[Start of Attachment]
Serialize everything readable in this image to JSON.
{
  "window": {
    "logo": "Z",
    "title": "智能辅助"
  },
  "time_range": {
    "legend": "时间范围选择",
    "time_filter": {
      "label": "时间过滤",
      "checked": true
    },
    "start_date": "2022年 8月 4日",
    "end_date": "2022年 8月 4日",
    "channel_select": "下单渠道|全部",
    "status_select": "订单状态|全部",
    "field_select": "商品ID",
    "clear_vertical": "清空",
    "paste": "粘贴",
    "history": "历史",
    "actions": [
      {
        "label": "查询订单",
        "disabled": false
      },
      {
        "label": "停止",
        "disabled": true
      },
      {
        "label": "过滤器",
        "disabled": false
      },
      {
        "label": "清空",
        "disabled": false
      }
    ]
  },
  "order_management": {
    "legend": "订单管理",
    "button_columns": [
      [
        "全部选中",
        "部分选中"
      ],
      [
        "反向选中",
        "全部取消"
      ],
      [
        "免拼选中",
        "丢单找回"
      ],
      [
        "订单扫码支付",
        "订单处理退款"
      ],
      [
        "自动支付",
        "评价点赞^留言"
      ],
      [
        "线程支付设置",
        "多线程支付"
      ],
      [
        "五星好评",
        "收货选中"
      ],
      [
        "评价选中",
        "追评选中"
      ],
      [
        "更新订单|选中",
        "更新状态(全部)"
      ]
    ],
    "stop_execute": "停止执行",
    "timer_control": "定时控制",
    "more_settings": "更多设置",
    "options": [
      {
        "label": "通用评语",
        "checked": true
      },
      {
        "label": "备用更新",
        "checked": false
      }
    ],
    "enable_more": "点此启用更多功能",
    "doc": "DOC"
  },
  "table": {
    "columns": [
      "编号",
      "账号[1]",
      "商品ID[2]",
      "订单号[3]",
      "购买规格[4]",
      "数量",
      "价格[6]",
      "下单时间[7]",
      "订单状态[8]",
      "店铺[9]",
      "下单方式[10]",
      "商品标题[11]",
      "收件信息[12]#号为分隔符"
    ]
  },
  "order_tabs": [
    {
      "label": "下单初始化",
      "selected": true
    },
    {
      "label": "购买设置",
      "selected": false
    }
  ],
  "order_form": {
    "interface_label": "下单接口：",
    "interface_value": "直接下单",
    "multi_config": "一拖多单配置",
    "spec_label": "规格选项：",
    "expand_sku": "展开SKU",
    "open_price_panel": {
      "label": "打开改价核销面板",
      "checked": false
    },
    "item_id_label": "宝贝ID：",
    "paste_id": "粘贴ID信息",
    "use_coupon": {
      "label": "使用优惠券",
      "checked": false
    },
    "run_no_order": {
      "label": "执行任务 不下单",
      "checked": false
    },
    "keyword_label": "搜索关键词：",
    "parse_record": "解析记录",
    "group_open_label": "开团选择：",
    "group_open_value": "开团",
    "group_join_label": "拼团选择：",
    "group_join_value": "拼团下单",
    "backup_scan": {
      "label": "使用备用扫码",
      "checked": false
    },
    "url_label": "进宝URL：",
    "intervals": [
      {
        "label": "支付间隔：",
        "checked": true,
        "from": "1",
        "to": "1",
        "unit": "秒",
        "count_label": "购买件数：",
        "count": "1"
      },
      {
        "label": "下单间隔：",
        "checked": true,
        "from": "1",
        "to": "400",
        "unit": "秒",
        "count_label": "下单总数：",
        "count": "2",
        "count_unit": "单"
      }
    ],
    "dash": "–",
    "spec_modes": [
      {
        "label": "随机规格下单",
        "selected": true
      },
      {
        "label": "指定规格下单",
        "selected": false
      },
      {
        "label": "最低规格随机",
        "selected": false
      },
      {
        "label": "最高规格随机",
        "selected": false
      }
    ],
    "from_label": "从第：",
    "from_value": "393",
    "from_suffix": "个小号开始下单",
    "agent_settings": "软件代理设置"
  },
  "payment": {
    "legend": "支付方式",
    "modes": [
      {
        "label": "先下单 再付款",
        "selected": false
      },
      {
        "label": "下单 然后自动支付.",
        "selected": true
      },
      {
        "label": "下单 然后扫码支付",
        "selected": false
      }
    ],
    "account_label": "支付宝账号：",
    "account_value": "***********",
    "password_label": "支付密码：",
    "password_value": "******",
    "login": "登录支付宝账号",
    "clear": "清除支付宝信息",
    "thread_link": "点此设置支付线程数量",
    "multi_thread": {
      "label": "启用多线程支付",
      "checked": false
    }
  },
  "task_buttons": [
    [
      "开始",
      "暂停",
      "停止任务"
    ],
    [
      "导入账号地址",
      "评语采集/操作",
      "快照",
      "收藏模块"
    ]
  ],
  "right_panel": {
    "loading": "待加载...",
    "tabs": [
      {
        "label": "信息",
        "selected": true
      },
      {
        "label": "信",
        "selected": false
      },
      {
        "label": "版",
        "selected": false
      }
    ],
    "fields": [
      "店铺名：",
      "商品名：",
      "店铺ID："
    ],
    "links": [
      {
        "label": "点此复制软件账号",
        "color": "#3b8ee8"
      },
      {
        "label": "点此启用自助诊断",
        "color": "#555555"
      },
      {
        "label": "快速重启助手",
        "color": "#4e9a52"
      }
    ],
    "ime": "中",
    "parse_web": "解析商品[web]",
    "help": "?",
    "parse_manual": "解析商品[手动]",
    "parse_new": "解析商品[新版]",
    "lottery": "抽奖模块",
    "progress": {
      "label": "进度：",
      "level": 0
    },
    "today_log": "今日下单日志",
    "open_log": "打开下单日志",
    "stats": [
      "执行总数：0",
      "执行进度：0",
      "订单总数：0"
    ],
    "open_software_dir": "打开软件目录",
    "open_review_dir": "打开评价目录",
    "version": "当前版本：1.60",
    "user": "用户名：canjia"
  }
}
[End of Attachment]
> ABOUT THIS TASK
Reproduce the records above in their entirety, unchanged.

> RESULT OF THE EXERCISE
Serialize everything readable in this image to JSON.
{
  "window": {
    "logo": "Z",
    "title": "智能辅助"
  },
  "time_range": {
    "legend": "时间范围选择",
    "time_filter": {
      "label": "时间过滤",
      "checked": true
    },
    "start_date": "2022年 8月 4日",
    "end_date": "2022年 8月 4日",
    "channel_select": "下单渠道|全部",
    "status_select": "订单状态|全部",
    "field_select": "商品ID",
    "clear_vertical": "清空",
    "paste": "粘贴",
    "history": "历史",
    "actions": [
      {
        "label": "查询订单",
        "disabled": false
      },
      {
        "label": "停止",
        "disabled": true
      },
      {
        "label": "过滤器",
        "disabled": false
      },
      {
        "label": "清空",
        "disabled": false
      }
    ]
  },
  "order_management": {
    "legend": "订单管理",
    "button_columns": [
      [
        "全部选中",
        "部分选中"
      ],
      [
        "反向选中",
        "全部取消"
      ],
      [
        "免拼选中",
        "丢单找回"
      ],
      [
        "订单扫码支付",
        "订单处理退款"
      ],
      [
        "自动支付",
        "评价点赞^留言"
      ],
      [
        "线程支付设置",
        "多线程支付"
      ],
      [
        "五星好评",
        "收货选中"
      ],
      [
        "评价选中",
        "追评选中"
      ],
      [
        "更新订单|选中",
        "更新状态(全部)"
      ]
    ],
    "stop_execute": "停止执行",
    "timer_control": "定时控制",
    "more_settings": "更多设置",
    "options": [
      {
        "label": "通用评语",
        "checked": true
      },
      {
        "label": "备用更新",
        "checked": false
      }
    ],
    "enable_more": "点此启用更多功能",
    "doc": "DOC"
  },
  "table": {
    "columns": [
      "编号",
      "账号[1]",
      "商品ID[2]",
      "订单号[3]",
      "购买规格[4]",
      "数量",
      "价格[6]",
      "下单时间[7]",
      "订单状态[8]",
      "店铺[9]",
      "下单方式[10]",
      "商品标题[11]",
      "收件信息[12]#号为分隔符"
    ]
  },
  "order_tabs": [
    {
      "label": "下单初始化",
      "selected": true
    },
    {
      "label": "购买设置",
      "selected": false
    }
  ],
  "order_form": {
    "interface_label": "下单接口：",
    "interface_value": "直接下单",
    "multi_config": "一拖多单配置",
    "spec_label": "规格选项：",
    "expand_sku": "展开SKU",
    "open_price_panel": {
      "label": "打开改价核销面板",
      "checked": false
    },
    "item_id_label": "宝贝ID：",
    "paste_id": "粘贴ID信息",
    "use_coupon": {
      "label": "使用优惠券",
      "checked": false
    },
    "run_no_order": {
      "label": "执行任务 不下单",
      "checked": false
    },
    "keyword_label": "搜索关键词：",
    "parse_record": "解析记录",
    "group_open_label": "开团选择：",
    "group_open_value": "开团",
    "group_join_label": "拼团选择：",
    "group_join_value": "拼团下单",
    "backup_scan": {
      "label": "使用备用扫码",
      "checked": false
    },
    "url_label": "进宝URL：",
    "intervals": [
      {
        "label": "支付间隔：",
        "checked": true,
        "from": "1",
        "to": "1",
        "unit": "秒",
        "count_label": "购买件数：",
        "count": "1"
      },
      {
        "label": "下单间隔：",
        "checked": true,
        "from": "1",
        "to": "400",
        "unit": "秒",
        "count_label": "下单总数：",
        "count": "2",
        "count_unit": "单"
      }
    ],
    "dash": "–",
    "spec_modes": [
      {
        "label": "随机规格下单",
        "selected": true
      },
      {
        "label": "指定规格下单",
        "selected": false
      },
      {
        "label": "最低规格随机",
        "selected": false
      },
      {
        "label": "最高规格随机",
        "selected": false
      }
    ],
    "from_label": "从第：",
    "from_value": "393",
    "from_suffix": "个小号开始下单",
    "agent_settings": "软件代理设置"
  },
  "payment": {
    "legend": "支付方式",
    "modes": [
      {
        "label": "先下单 再付款",
        "selected": false
      },
      {
        "label": "下单 然后自动支付.",
        "selected": true
      },
      {
        "label": "下单 然后扫码支付",
        "selected": false
      }
    ],
    "account_label": "支付宝账号：",
    "account_value": "***********",
    "password_label": "支付密码：",
    "password_value": "******",
    "login": "登录支付宝账号",
    "clear": "清除支付宝信息",
    "thread_link": "点此设置支付线程数量",
    "multi_thread": {
      "label": "启用多线程支付",
      "checked": false
    }
  },
  "task_buttons": [
    [
      "开始",
      "暂停",
      "停止任务"
    ],
    [
      "导入账号地址",
      "评语采集/操作",
      "快照",
      "收藏模块"
    ]
  ],
  "right_panel": {
    "loading": "待加载...",
    "tabs": [
      {
        "label": "信息",
        "selected": true
      },
      {
        "label": "信",
        "selected": false
      },
      {
        "label": "版",
        "selected": false
      }
    ],
    "fields": [
      "店铺名：",
      "商品名：",
      "店铺ID："
    ],
    "links": [
      {
        "label": "点此复制软件账号",
        "color": "#3b8ee8"
      },
      {
        "label": "点此启用自助诊断",
        "color": "#555555"
      },
      {
        "label": "快速重启助手",
        "color": "#4e9a52"
      }
    ],
    "ime": "中",
    "parse_web": "解析商品[web]",
    "help": "?",
    "parse_manual": "解析商品[手动]",
    "parse_new": "解析商品[新版]",
    "lottery": "抽奖模块",
    "progress": {
      "label": "进度：",
      "level": 0
    },
    "today_log": "今日下单日志",
    "open_log": "打开下单日志",
    "stats": [
      "执行总数：0",
      "执行进度：0",
      "订单总数：0"
    ],
    "open_software_dir": "打开软件目录",
    "open_review_dir": "打开评价目录",
    "version": "当前版本：1.60",
    "user": "用户名：canjia"
  }
}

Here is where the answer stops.